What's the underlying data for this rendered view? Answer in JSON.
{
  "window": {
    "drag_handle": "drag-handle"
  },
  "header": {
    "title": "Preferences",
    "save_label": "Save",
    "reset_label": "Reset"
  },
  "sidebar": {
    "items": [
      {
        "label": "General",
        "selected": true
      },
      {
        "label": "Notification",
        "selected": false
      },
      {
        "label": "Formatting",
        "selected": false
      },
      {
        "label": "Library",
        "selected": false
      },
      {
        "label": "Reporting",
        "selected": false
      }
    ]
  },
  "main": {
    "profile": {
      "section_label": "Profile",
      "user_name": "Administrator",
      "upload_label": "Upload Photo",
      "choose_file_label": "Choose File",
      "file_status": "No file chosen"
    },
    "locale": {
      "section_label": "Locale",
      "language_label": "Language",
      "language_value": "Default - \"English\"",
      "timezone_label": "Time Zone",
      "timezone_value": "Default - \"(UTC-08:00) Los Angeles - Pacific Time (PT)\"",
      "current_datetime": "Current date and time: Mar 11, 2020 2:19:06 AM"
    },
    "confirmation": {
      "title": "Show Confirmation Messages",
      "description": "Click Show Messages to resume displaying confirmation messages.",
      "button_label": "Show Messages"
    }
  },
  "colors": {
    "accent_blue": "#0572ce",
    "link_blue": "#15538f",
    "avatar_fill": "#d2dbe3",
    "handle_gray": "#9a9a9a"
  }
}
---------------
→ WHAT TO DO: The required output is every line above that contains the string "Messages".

→ ANSWER:
      "title": "Show Confirmation Messages",
      "description": "Click Show Messages to resume displaying confirmation messages.",
      "button_label": "Show Messages"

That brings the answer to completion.